“The truth is up until a few days ago or even up until yesterday, the experts were unclear as to whether as a public health matter, NBA arenas should be emptied,” Silver said of how rapidly things changed. “I think there was a clear consensus that for people over 70 [years old] or people who have any underlying ailment or compromised immunity system that they should not be coming but again it was an open issue.
“We made that decision [to suspend the season], since I knew I had had the benefit of several hours of meetings that day with representatives of every team on the issue of hiatus,” Silver added. “In that moment we made the decision that we should be taking a hiatus knowing again we would have a chance to meet and have further discussions today.”
The NBA’s unprecedented announcement opened the flood gates to what was a historic Thursday. The NHL, MLB, MLS, all postponed its seasons, while the NCAA cancelled its conference tournaments as well as March Madness.
In the meantime, Dallas Mavericks owner Mark Cuban has stated that he will look to find a way to pay the organization’s hourly workers during the league’s hiatus, while Cleveland Cavaliers star forward Kevin Love has donated $100,000 to the hourly workers of the Cavaliers organization.
“Through the game of basketball, we’ve been able to address major issues and stand together as a progressive league that cares about the players, the fans, and the communities where we work,” said Love in an Instagram post on Thursday afternoon. “I’m concerned about the level of anxiety that everyone is feeling. I encourage everyone to take care of themselves and to reach out to others in need — whether that means supporting your local charities that are canceling events, or checking in on your colleagues and family,”

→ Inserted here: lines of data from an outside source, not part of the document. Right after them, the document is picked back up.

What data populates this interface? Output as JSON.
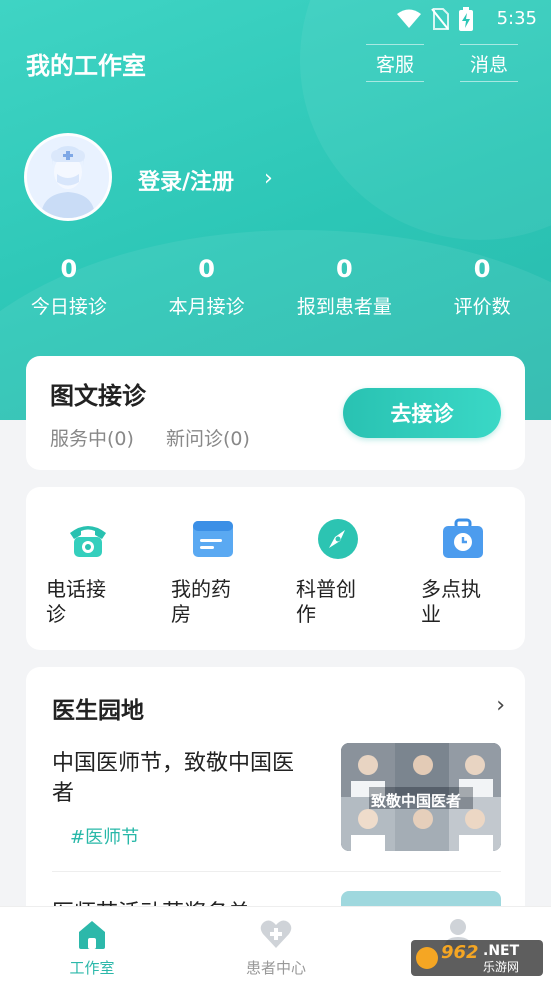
{
  "status": {
    "time": "5:35",
    "icons": [
      "wifi-icon",
      "no-sim-icon",
      "battery-charging-icon"
    ]
  },
  "header": {
    "title": "我的工作室",
    "service_label": "客服",
    "message_label": "消息"
  },
  "profile": {
    "avatar_icon": "doctor-avatar-icon",
    "login_label": "登录/注册"
  },
  "stats": [
    {
      "value": "0",
      "label": "今日接诊"
    },
    {
      "value": "0",
      "label": "本月接诊"
    },
    {
      "value": "0",
      "label": "报到患者量"
    },
    {
      "value": "0",
      "label": "评价数"
    }
  ],
  "consult": {
    "title": "图文接诊",
    "in_service": "服务中(0)",
    "new_inquiry": "新问诊(0)",
    "button_label": "去接诊"
  },
  "services": [
    {
      "label": "电话接诊",
      "icon": "telephone-icon"
    },
    {
      "label": "我的药房",
      "icon": "pharmacy-card-icon"
    },
    {
      "label": "科普创作",
      "icon": "compass-icon"
    },
    {
      "label": "多点执业",
      "icon": "briefcase-clock-icon"
    }
  ],
  "garden": {
    "title": "医生园地",
    "articles": [
      {
        "title": "中国医师节，致敬中国医者",
        "tag": "#医师节",
        "thumb_text": "致敬中国医者"
      },
      {
        "title": "医师节活动获奖名单"
      }
    ]
  },
  "tabs": [
    {
      "label": "工作室",
      "icon": "home-icon",
      "active": true
    },
    {
      "label": "患者中心",
      "icon": "heart-plus-icon",
      "active": false
    },
    {
      "label": "",
      "icon": "person-icon",
      "active": false
    }
  ],
  "watermark": {
    "number": "962",
    "suffix": ".NET",
    "text": "乐游网"
  },
  "colors": {
    "primary": "#2cc6b6",
    "accent_text": "#28b8a8",
    "background": "#f3f4f6"
  }
}
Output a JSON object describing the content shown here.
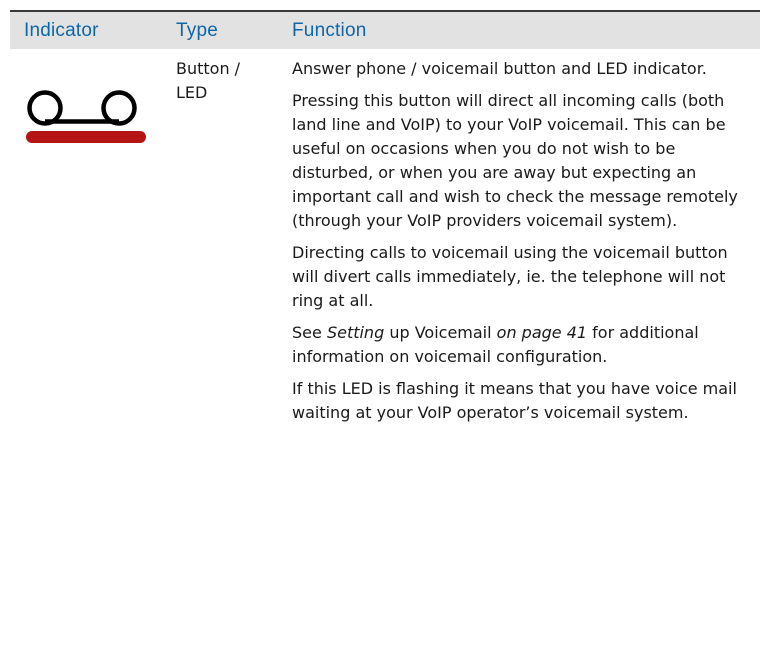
{
  "table": {
    "headers": {
      "indicator": "Indicator",
      "type": "Type",
      "function": "Function"
    },
    "row": {
      "icon": "voicemail-icon",
      "icon_color": "#000000",
      "led_color": "#b41414",
      "type": "Button /\nLED",
      "paragraphs": {
        "p1": "Answer phone / voicemail button and LED indicator.",
        "p2": "Pressing this button will direct all incoming calls (both land line and VoIP) to your VoIP voicemail. This can be useful on occasions when you do not wish to be disturbed, or when you are away but expecting an important call and wish to check the message remotely (through your VoIP providers voicemail system).",
        "p3": "Directing calls to voicemail using the voicemail button will divert calls immediately, ie. the telephone will not ring at all.",
        "p4": {
          "see": "See ",
          "setting": "Setting",
          "up_voicemail": " up Voicemail ",
          "page_ref": "on page 41",
          "rest": "  for additional information on voicemail configuration."
        },
        "p5": "If this LED is flashing it means that you have voice mail waiting at your VoIP operator’s voicemail system."
      }
    }
  },
  "colors": {
    "header_text": "#0d66a8",
    "header_bg": "#e2e2e2",
    "header_border": "#3a3a3a"
  }
}
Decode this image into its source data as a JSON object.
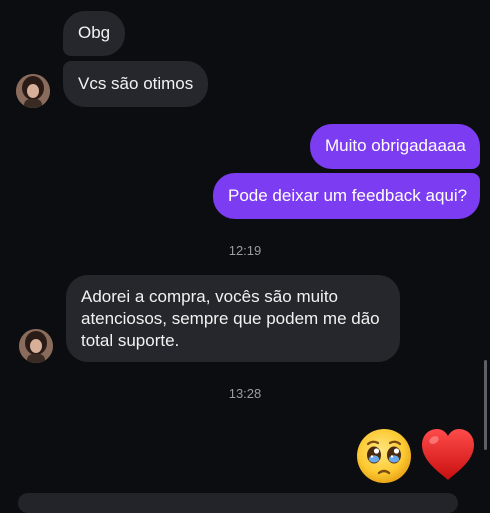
{
  "messages": {
    "m1": "Obg",
    "m2": "Vcs são otimos",
    "m3": "Muito obrigadaaaa",
    "m4": "Pode deixar um feedback aqui?",
    "m5": "Adorei a compra, vocês são muito atenciosos, sempre que podem me dão total suporte."
  },
  "timestamps": {
    "t1": "12:19",
    "t2": "13:28"
  },
  "reactions": {
    "r1_icon": "pleading-face-emoji",
    "r2_icon": "red-heart-emoji"
  },
  "colors": {
    "incoming_bubble": "#26272c",
    "outgoing_bubble": "#7c3cf2",
    "background": "#0c0d11",
    "timestamp": "#9a9ca3"
  }
}
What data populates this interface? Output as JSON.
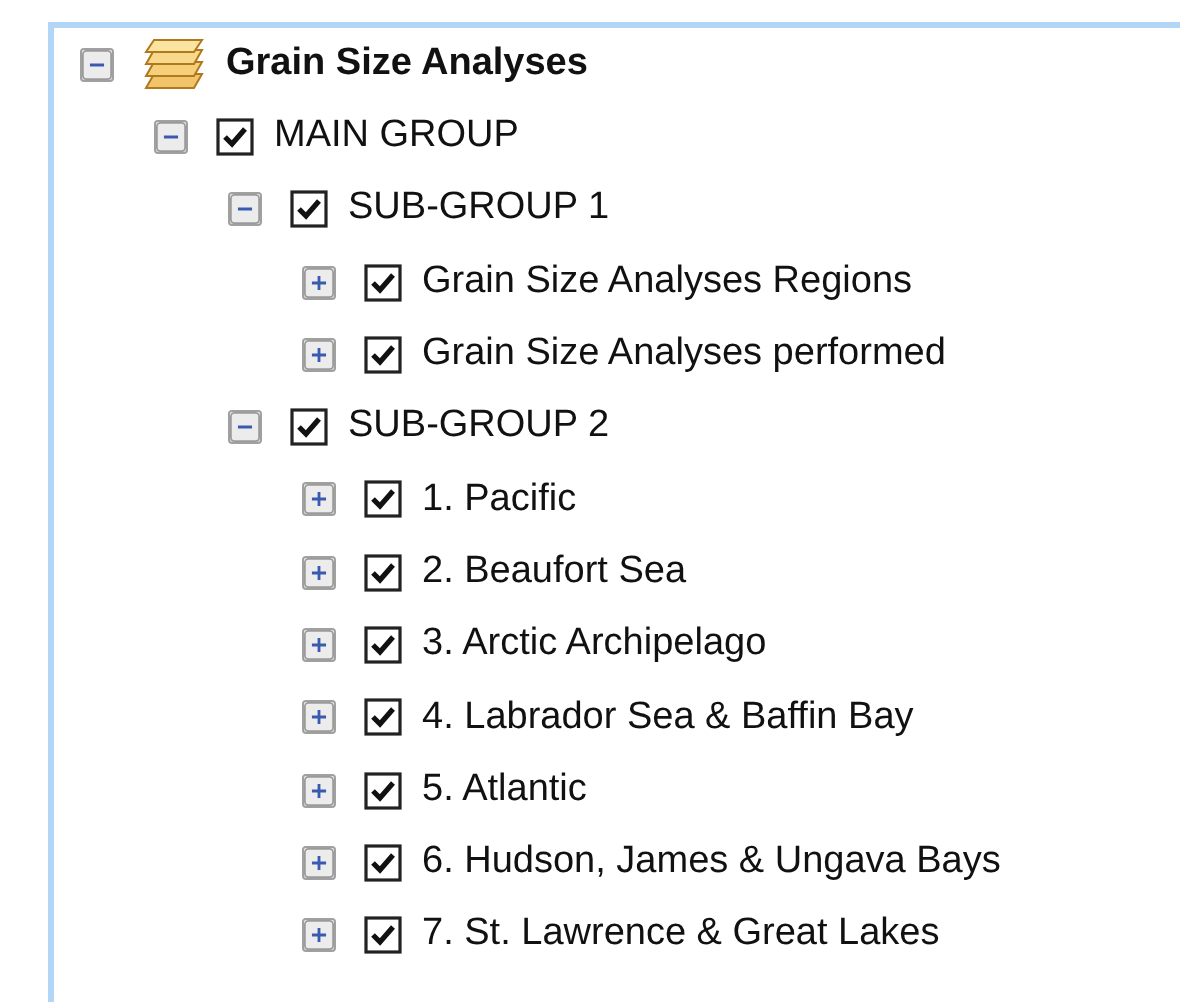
{
  "tree": [
    {
      "label": "Grain Size Analyses",
      "kind": "layers",
      "expanded": true,
      "children": [
        {
          "label": "MAIN GROUP",
          "checked": true,
          "expanded": true,
          "children": [
            {
              "label": "SUB-GROUP 1",
              "checked": true,
              "expanded": true,
              "children": [
                {
                  "label": "Grain Size Analyses Regions",
                  "checked": true,
                  "expanded": false
                },
                {
                  "label": "Grain Size Analyses performed",
                  "checked": true,
                  "expanded": false
                }
              ]
            },
            {
              "label": "SUB-GROUP 2",
              "checked": true,
              "expanded": true,
              "children": [
                {
                  "label": "1. Pacific",
                  "checked": true,
                  "expanded": false
                },
                {
                  "label": "2. Beaufort Sea",
                  "checked": true,
                  "expanded": false
                },
                {
                  "label": "3. Arctic Archipelago",
                  "checked": true,
                  "expanded": false
                },
                {
                  "label": "4. Labrador Sea & Baffin Bay",
                  "checked": true,
                  "expanded": false
                },
                {
                  "label": "5. Atlantic",
                  "checked": true,
                  "expanded": false
                },
                {
                  "label": "6. Hudson, James & Ungava Bays",
                  "checked": true,
                  "expanded": false
                },
                {
                  "label": "7. St. Lawrence & Great Lakes",
                  "checked": true,
                  "expanded": false
                }
              ]
            }
          ]
        }
      ]
    }
  ]
}
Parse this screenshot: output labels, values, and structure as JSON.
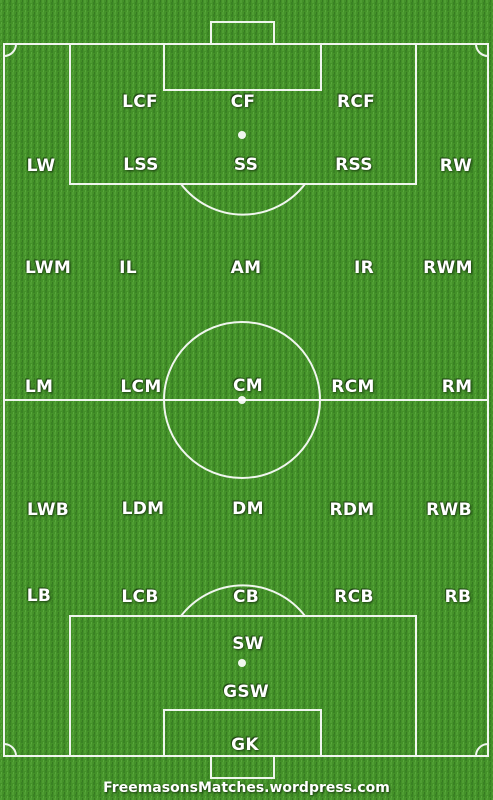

At this point in time, we at BallnRoll would like to extend our condolences to anyone effected by COVID-19 and we ask that all of our readers remain safe and healthy.